The Mirror & The Billboard

For many of us, there is an unspoken discomfort that arises in us when we enter a room and there facing us is a person with a visible disability. It might be a child in a wheelchair or an adult with Tourette’s syndrome, but regardless of the disability, the feeling is the same. We feel a sudden need to avoid the individual completely to ease our discomfort, or we fearfully fumble over what we should do or what we should say.

Why do we respond this way?

Our culture demands perfection and mess is not allowed. The American Church is no exception. We might not admit it, but we, as Christians, buy into the worldly philosophy that our value and dignity is found in our outward appearances, our achievements, and our ability to be self-sustained. So, when we’re confronted with anyone (including ourselves) that falls short of these measures, our first response is to want to fix it or pretend as if it doesn’t exist.

The truth that we must accept if we’re to follow the Gospel of Christ is that outward perfection and self-righteousness will not save us.

Luke 5:31-32: Jesus answered them, “It is not the healthy who need a doctor, but the sick.
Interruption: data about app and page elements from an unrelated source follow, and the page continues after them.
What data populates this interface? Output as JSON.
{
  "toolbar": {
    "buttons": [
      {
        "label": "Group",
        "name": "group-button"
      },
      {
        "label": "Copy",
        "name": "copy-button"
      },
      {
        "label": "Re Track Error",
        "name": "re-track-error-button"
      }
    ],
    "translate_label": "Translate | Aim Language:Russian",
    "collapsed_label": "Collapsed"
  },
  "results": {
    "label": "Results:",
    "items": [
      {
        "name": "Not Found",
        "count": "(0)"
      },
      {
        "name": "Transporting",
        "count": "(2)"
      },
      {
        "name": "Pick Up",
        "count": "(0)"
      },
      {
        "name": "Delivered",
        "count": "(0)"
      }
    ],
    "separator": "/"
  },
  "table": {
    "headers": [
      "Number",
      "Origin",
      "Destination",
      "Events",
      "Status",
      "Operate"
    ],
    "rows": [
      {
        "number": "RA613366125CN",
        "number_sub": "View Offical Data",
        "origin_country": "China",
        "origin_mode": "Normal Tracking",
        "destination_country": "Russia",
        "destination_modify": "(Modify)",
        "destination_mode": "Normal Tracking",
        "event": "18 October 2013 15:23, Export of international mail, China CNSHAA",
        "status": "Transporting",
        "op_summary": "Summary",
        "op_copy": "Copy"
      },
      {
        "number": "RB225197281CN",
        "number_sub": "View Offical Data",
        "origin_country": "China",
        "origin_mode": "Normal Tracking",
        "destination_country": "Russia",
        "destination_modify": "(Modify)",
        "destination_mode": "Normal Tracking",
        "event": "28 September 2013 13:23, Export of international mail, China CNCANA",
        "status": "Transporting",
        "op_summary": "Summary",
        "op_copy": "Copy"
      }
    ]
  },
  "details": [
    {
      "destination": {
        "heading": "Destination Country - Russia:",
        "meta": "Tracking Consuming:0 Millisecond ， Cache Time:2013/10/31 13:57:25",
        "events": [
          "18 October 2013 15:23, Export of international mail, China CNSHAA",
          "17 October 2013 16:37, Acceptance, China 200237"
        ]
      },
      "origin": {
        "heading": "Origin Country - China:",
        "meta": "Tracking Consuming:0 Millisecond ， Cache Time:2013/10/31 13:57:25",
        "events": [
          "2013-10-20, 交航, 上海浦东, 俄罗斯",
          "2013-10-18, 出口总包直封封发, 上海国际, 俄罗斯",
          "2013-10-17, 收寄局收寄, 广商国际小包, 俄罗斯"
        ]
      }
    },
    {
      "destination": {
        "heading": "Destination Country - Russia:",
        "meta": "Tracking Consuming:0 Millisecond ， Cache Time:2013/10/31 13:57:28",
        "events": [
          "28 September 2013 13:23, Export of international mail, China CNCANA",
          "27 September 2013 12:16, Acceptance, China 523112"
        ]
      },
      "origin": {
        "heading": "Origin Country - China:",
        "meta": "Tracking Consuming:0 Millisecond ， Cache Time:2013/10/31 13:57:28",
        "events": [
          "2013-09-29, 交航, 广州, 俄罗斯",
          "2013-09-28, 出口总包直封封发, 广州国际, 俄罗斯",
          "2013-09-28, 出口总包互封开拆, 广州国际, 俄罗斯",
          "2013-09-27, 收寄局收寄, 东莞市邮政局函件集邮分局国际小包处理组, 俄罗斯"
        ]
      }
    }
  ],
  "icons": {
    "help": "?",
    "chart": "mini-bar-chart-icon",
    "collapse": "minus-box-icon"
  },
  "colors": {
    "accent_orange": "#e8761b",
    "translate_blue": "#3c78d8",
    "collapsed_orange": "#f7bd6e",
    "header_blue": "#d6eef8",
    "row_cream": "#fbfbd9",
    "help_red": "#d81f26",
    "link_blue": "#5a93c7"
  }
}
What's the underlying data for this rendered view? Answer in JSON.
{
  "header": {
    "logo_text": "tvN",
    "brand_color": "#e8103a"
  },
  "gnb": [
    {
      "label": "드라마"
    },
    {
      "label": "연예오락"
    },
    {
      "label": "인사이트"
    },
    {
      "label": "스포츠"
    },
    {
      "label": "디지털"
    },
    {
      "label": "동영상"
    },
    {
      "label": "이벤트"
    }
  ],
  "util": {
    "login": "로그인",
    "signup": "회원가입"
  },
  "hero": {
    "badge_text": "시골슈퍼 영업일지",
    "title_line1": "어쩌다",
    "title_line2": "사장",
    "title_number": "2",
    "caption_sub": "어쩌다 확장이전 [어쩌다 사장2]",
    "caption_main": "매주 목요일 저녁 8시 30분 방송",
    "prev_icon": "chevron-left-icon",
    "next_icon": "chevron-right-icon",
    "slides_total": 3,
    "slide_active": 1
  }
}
I have not come to call the righteous, but sinners to repentance.” 

Rather, our neediness for Jesus is the base requirement for salvation. Consider the physical need of the disabled person in your church. When you look at them, is it not as if Christ Himself held up a mirror and showed you your spiritual need for Him? All people, disabled or not, are desperately in need of salvation. The person looking back at you might be visibly broken in a way that you aren’t, but recall the brokenness in your soul. In many places Scripture uses disability as a metaphor to highlight spiritual truths about us; see the language of Isaiah 59:10 for one example,

“Like the blind we grope along the wall, feeling our way like people without eyes. At midday we stumble as if it were twilight; among the strong, we are like the dead.”

Disability functions as a mirror that reflects back the truth about our needy and broken souls.

Contrary to what our culture believes, God gave us inherent value and dignity by creating us in His image. He accepts us wholly not because of our successes or physical beauty, but because we’ve been made righteous through Christ. The image of God does not equate to popular notions of beauty, power, and excellence. The able are just as in need as the poor, the crippled, the lame, and the blind. And disability doesn’t just mirror our spiritual neediness to us, it also points us to some of the most incredible truths about our Savior. Our perfectly beautiful God became man in Jesus and took on the wounds, paralysis, and pains of the cross - He acquainted Himself with disability. Those who bear physical disability are not just reflectors of human sinfulness, they are also reminders of divine redemption.  Our discomfort with disability not only confronts us with our own spiritual brokenness, but also with the fact that we don’t honor physical brokenness like God does.

When your discomfort arises, let it settle. Confront the mirror. Respond with a recollection of your own brokenness. Honor, love, and respect the glory of God shown through both physical and spiritual brokenness. Remember that God’s power is made perfect in weakness (2 Cor. 12:9) or to read the verse more provocatively: God’s power is made perfect in disability. It might surprise you how quickly your heart opens to a disabled individual. Allow your heart to accept this person who is broken and messy just like you. This step can usher in great healing to a disabled person who has needed acceptance and has never found it in a church setting. In doing so, you are ultimately showcasing God’s acceptance of them regardless of their disability.

A friend told me once about how a congregant in her church with special needs made a single mom and her son feel at home in their church. This family thought that if this church could welcome a visually broken person into their congregation that, well, it was like the church was holding a giant billboard that said, “We welcome hidden brokenness too.” This friend said, “it’s kind of like how all of the adoptions at the church that you go to speaks into the mission that ALL are welcome.”